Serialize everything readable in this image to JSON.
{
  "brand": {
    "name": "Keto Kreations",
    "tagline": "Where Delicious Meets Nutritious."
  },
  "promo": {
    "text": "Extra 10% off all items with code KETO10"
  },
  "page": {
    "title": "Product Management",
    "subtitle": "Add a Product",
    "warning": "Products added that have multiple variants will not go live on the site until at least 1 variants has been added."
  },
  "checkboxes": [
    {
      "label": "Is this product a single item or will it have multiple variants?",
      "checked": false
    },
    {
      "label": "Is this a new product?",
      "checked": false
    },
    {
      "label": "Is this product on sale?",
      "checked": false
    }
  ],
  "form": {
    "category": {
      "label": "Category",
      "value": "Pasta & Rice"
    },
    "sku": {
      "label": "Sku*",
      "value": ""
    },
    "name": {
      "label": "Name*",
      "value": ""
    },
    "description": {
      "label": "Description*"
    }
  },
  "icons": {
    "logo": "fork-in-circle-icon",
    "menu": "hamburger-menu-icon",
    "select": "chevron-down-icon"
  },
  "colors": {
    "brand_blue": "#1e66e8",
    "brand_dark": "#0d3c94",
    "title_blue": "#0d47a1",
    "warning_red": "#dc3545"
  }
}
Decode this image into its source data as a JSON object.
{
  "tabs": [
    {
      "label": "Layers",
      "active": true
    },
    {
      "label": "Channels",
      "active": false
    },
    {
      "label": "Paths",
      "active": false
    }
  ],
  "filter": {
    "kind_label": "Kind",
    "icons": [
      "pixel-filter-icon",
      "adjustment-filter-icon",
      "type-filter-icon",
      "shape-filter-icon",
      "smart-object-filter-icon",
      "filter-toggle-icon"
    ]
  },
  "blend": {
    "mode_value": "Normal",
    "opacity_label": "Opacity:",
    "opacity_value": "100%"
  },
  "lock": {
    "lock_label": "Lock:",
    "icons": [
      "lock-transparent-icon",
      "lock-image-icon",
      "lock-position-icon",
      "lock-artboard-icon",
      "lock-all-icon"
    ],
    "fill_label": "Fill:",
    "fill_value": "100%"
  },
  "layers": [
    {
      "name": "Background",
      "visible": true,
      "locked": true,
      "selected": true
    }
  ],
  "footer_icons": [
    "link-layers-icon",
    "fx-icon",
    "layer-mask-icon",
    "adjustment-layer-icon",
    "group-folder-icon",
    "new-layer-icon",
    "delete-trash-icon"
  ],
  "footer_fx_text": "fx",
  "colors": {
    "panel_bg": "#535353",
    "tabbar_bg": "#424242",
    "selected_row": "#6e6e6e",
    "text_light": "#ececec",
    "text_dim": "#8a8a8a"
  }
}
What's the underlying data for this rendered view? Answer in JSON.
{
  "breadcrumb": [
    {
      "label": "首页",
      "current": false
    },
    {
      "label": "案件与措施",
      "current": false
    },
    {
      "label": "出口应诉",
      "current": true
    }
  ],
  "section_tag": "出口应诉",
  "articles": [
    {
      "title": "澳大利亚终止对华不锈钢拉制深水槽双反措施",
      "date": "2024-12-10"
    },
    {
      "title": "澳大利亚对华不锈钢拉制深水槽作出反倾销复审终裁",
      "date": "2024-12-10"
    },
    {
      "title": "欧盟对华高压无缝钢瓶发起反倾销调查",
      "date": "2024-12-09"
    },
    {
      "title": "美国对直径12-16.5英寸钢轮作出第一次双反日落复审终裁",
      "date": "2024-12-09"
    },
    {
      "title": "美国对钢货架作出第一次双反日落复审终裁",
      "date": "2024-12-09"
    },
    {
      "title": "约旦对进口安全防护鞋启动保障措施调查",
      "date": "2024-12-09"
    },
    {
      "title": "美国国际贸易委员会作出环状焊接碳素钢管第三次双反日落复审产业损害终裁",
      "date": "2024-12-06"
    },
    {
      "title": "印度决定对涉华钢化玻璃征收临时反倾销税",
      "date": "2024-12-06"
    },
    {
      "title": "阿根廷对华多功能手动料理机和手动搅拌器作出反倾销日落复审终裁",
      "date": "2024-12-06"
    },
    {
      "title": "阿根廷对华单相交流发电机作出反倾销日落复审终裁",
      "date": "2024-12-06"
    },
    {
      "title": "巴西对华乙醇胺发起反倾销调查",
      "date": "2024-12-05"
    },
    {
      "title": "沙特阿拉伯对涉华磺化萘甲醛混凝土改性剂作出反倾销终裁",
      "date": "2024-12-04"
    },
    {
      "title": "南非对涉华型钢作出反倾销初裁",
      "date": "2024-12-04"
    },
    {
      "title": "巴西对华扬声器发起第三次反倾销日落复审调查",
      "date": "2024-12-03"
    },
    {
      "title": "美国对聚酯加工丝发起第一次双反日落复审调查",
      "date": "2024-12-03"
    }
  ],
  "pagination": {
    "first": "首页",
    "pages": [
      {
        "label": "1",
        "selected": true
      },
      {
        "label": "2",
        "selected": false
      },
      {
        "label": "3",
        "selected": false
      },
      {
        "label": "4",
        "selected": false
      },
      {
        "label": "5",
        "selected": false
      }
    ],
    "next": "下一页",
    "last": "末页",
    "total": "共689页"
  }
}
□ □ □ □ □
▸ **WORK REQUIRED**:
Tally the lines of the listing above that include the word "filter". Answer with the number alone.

▸ **EXERCISE RESULT**:
7